These instructions come to us in the midst of similar instructions. At first glance, we are tempted to think context offers us no additional insights. But let’s look again anyway at the immediate context:

Let love be genuine. Abhor what is evil; hold fast to what is good.  Love one another with brotherly affection. Outdo one another in showing honor. Do not be slothful in zeal, be fervent in spirit, serve the Lord. (Romans 12:9-11)

See it now? Again we have a careful balance between truth and love:  Being sincere, real, loathing evil/sin, doing good–but also loving one another as much as we love our natural siblings, but competitively seeking to one up each other only in terms of preferring each other before our selves, serving one another, and showing respect for one another (all being tied up in the concept of honor as I understand it.) We are not to be lazy in our pursuit of God, but fiery hot, even shining or glowing in our spirit as we serve the lord. (Thank you, m-w.com)

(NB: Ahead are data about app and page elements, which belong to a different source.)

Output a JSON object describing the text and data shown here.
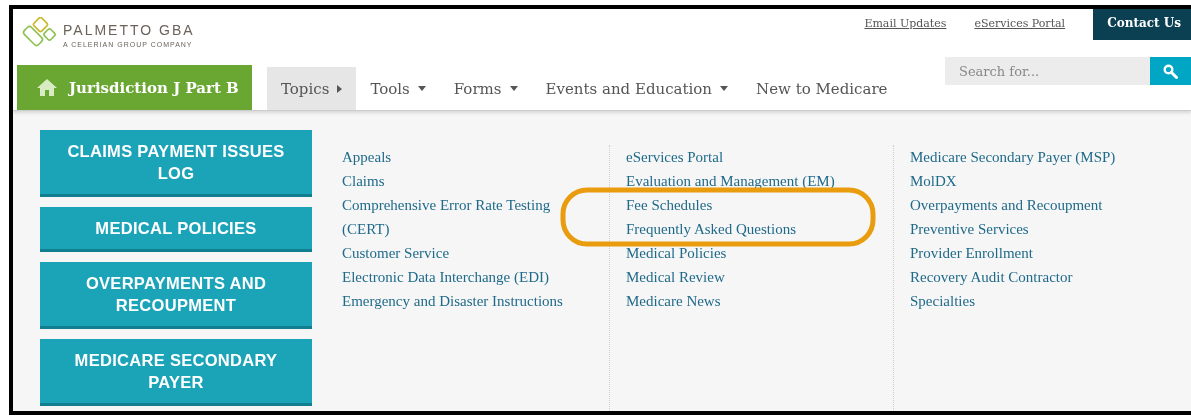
{
  "logo": {
    "name": "PALMETTO GBA",
    "tagline": "A CELERIAN GROUP COMPANY"
  },
  "top_links": [
    {
      "label": "Email Updates",
      "kind": "link"
    },
    {
      "label": "eServices Portal",
      "kind": "link"
    },
    {
      "label": "Contact Us",
      "kind": "button"
    }
  ],
  "jurisdiction": "Jurisdiction J Part B",
  "nav": [
    {
      "label": "Topics",
      "selected": true,
      "dropdown": false
    },
    {
      "label": "Tools",
      "selected": false,
      "dropdown": true
    },
    {
      "label": "Forms",
      "selected": false,
      "dropdown": true
    },
    {
      "label": "Events and Education",
      "selected": false,
      "dropdown": true
    },
    {
      "label": "New to Medicare",
      "selected": false,
      "dropdown": false
    }
  ],
  "search": {
    "placeholder": "Search for..."
  },
  "quick_buttons": [
    "CLAIMS PAYMENT ISSUES LOG",
    "MEDICAL POLICIES",
    "OVERPAYMENTS AND RECOUPMENT",
    "MEDICARE SECONDARY PAYER"
  ],
  "topic_columns": [
    [
      {
        "label": "Appeals",
        "highlighted": false
      },
      {
        "label": "Claims",
        "highlighted": false
      },
      {
        "label": "Comprehensive Error Rate Testing (CERT)",
        "highlighted": false
      },
      {
        "label": "Customer Service",
        "highlighted": false
      },
      {
        "label": "Electronic Data Interchange (EDI)",
        "highlighted": false
      },
      {
        "label": "Emergency and Disaster Instructions",
        "highlighted": false
      }
    ],
    [
      {
        "label": "eServices Portal",
        "highlighted": false
      },
      {
        "label": "Evaluation and Management (EM)",
        "highlighted": false
      },
      {
        "label": "Fee Schedules",
        "highlighted": true
      },
      {
        "label": "Frequently Asked Questions",
        "highlighted": true
      },
      {
        "label": "Medical Policies",
        "highlighted": false
      },
      {
        "label": "Medical Review",
        "highlighted": false
      },
      {
        "label": "Medicare News",
        "highlighted": false
      }
    ],
    [
      {
        "label": "Medicare Secondary Payer (MSP)",
        "highlighted": false
      },
      {
        "label": "MolDX",
        "highlighted": false
      },
      {
        "label": "Overpayments and Recoupment",
        "highlighted": false
      },
      {
        "label": "Preventive Services",
        "highlighted": false
      },
      {
        "label": "Provider Enrollment",
        "highlighted": false
      },
      {
        "label": "Recovery Audit Contractor",
        "highlighted": false
      },
      {
        "label": "Specialties",
        "highlighted": false
      }
    ]
  ],
  "highlight": {
    "color": "#e89c0e"
  }
}
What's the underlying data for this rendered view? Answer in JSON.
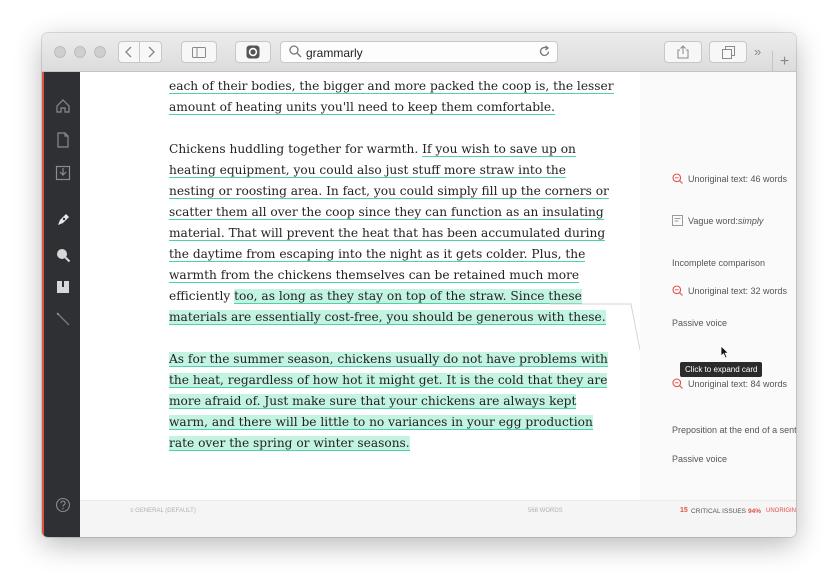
{
  "browser": {
    "url": "grammarly"
  },
  "paragraphs": {
    "p1": [
      "each of their bodies, the bigger and more packed the coop is, the lesser",
      "amount of heating units you'll need to keep them comfortable."
    ],
    "p2": [
      "Chickens huddling together for warmth. ",
      "If you wish to save up on",
      "heating equipment, you could also just stuff more straw into the",
      "nesting or roosting area. In fact, you could simply fill up the corners or",
      "scatter them all over the coop since they can function as an insulating",
      "material. That will prevent the heat that has been accumulated during",
      "the daytime from escaping into the night as it gets colder. Plus, the",
      "warmth from the chickens themselves can be retained much more",
      "efficiently ",
      "too, as long as they stay on top of the straw. Since these",
      "materials are essentially cost-free, you should be generous with these."
    ],
    "p3": [
      "As for the summer season, chickens usually do not have problems with",
      "the heat, regardless of how hot it might get. It is the cold that they are",
      "more afraid of. Just make sure that your chickens are always kept",
      "warm, and there will be little to no variances in your egg production",
      "rate over the spring or winter seasons."
    ]
  },
  "cards": [
    {
      "icon": "plagiarism-icon",
      "label": "Unoriginal text: 46 words"
    },
    {
      "icon": "vague-word-icon",
      "label": "Vague word: ",
      "emph": "simply"
    },
    {
      "icon": "",
      "label": "Incomplete comparison"
    },
    {
      "icon": "plagiarism-icon",
      "label": "Unoriginal text: 32 words"
    },
    {
      "icon": "",
      "label": "Passive voice"
    },
    {
      "icon": "plagiarism-icon",
      "label": "Unoriginal text: 84 words"
    },
    {
      "icon": "",
      "label": "Preposition at the end of a sent"
    },
    {
      "icon": "",
      "label": "Passive voice"
    }
  ],
  "tooltip": "Click to expand card",
  "status": {
    "goals": "GENERAL (DEFAULT)",
    "words": "568 WORDS",
    "critical_count": "15",
    "critical_label": "CRITICAL ISSUES",
    "unoriginal_pct": "94%",
    "unoriginal_label": "UNORIGIN"
  },
  "colors": {
    "accent_red": "#e0524a",
    "highlight_green": "#c3f4e1",
    "underline_green": "#4fd1b0",
    "sidebar_bg": "#2f3033"
  }
}
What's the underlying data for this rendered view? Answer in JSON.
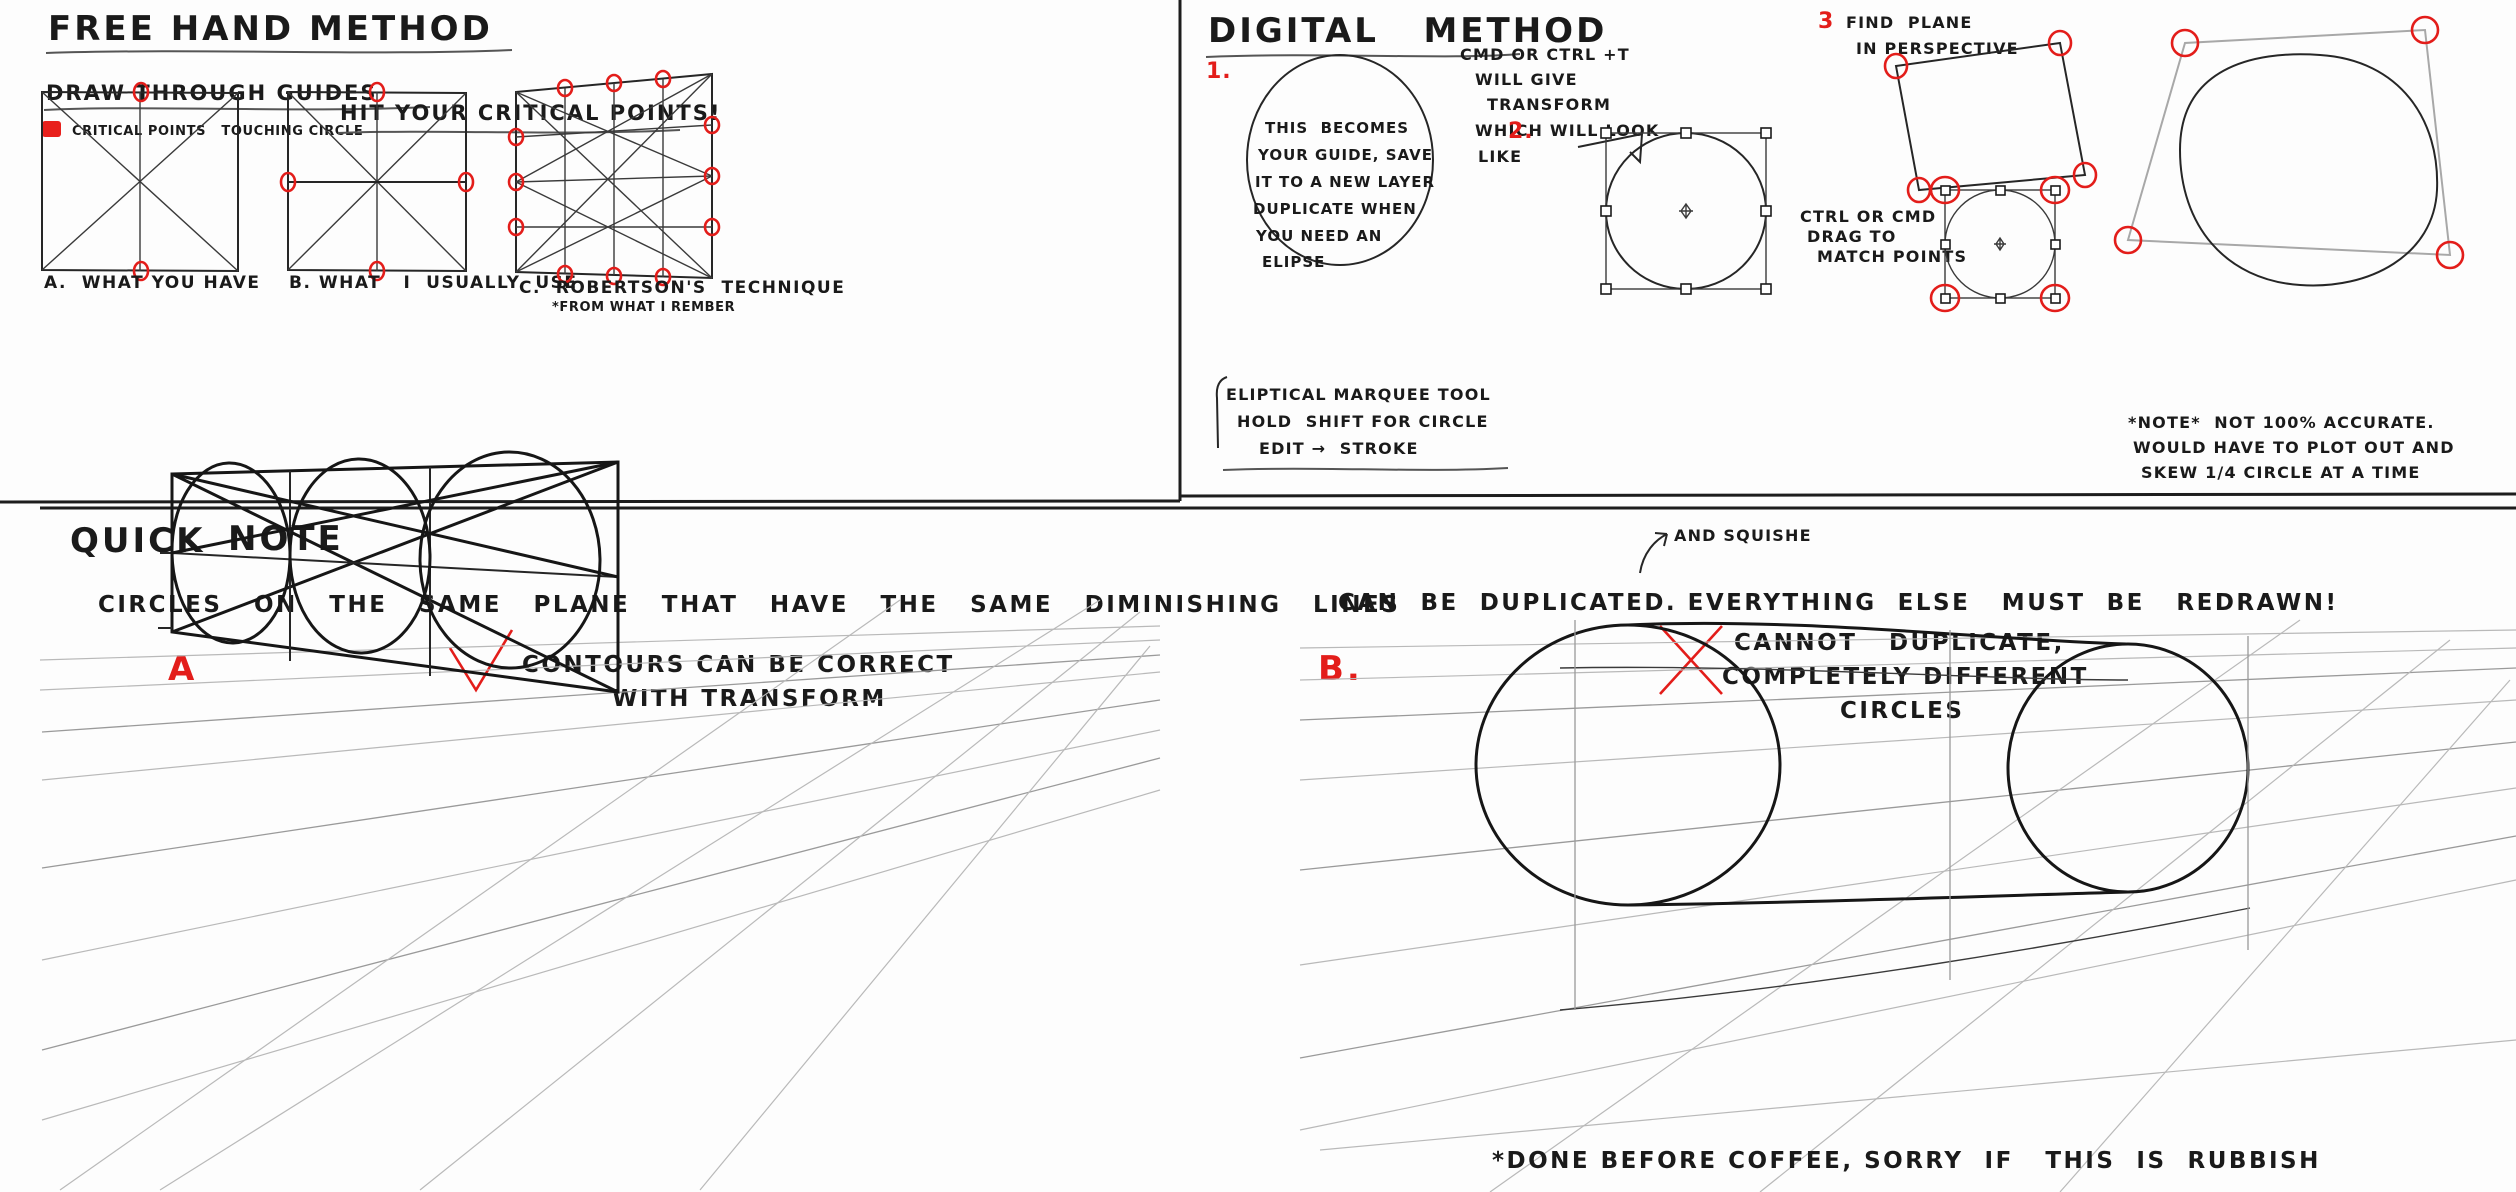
{
  "page": {
    "title": "Perspective Circle Drawing Notes",
    "background_color": "#fdfdfd",
    "ink_color": "#1a1a1a",
    "accent_color": "#e31d1a"
  },
  "panel_freehand": {
    "heading": "FREE HAND METHOD",
    "sub_heading_left": "DRAW THROUGH GUIDES",
    "legend_text": "CRITICAL POINTS   TOUCHING CIRCLE",
    "legend_swatch_color": "#e8201c",
    "sub_heading_right": "HIT YOUR CRITICAL POINTS!",
    "captions": [
      "A.  WHAT YOU HAVE",
      "B. WHAT   I  USUALLY  USE",
      "C.  ROBERTSON'S  TECHNIQUE",
      "*FROM WHAT I REMBER"
    ]
  },
  "panel_digital": {
    "heading": "DIGITAL   METHOD",
    "step1_label": "1.",
    "step2_label": "2.",
    "step3_label": "3",
    "circle_note_lines": [
      "THIS  BECOMES",
      "YOUR GUIDE, SAVE",
      "IT TO A NEW LAYER",
      "DUPLICATE WHEN",
      "YOU NEED AN",
      "ELIPSE"
    ],
    "marquee_note_lines": [
      "ELIPTICAL MARQUEE TOOL",
      "HOLD  SHIFT FOR CIRCLE",
      "EDIT →  STROKE"
    ],
    "transform_note_lines": [
      "CMD OR CTRL +T",
      "WILL GIVE",
      "TRANSFORM",
      "WHICH WILL LOOK",
      "LIKE"
    ],
    "find_plane_lines": [
      "FIND  PLANE",
      "IN PERSPECTIVE"
    ],
    "match_points_lines": [
      "CTRL OR CMD",
      "DRAG TO",
      "MATCH POINTS"
    ],
    "footnote_lines": [
      "*NOTE*  NOT 100% ACCURATE.",
      "WOULD HAVE TO PLOT OUT AND",
      "SKEW 1/4 CIRCLE AT A TIME"
    ]
  },
  "panel_quicknote": {
    "heading_word1": "QUICK",
    "heading_word2": "NOTE",
    "body_line_left": "CIRCLES   ON   THE   SAME   PLANE   THAT   HAVE   THE   SAME   DIMINISHING   LINES",
    "body_line_right": "CAN  BE  DUPLICATED. EVERYTHING  ELSE   MUST  BE   REDRAWN!",
    "squish_annotation": "AND SQUISHE",
    "example_a": {
      "label": "A",
      "mark": "check",
      "note_lines": [
        "CONTOURS CAN BE CORRECT",
        "WITH TRANSFORM"
      ]
    },
    "example_b": {
      "label": "B.",
      "mark": "cross",
      "note_lines": [
        "CANNOT   DUPLICATE,",
        "COMPLETELY DIFFERENT",
        "CIRCLES"
      ]
    },
    "footer": "*DONE BEFORE COFFEE, SORRY  IF   THIS  IS  RUBBISH"
  }
}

Again, as we noted in a similar passage from James, Paul treats the qualities we associate with those too heavy on truth as the book ends of love, wrapping love inside truth in a way that suggests these should all be inseparable qualities held together as a whole, not one side barking at the other. Truth isn’t true without love; and love isn’t loving without truth.

Lord, strengthen us, to be truthful in our expressions of love and loving in our handling of the truth. Grant us grace to love our spiritual family with the affection we have for our natural family. Check us in our spirits, and change our hearts, that we should strive and compete against each other only in how we lay our arms down and seek what is best for the other person, the rest of the family, first before ourselves. Deliver us from fear. In Jesus’ name we pray, amen.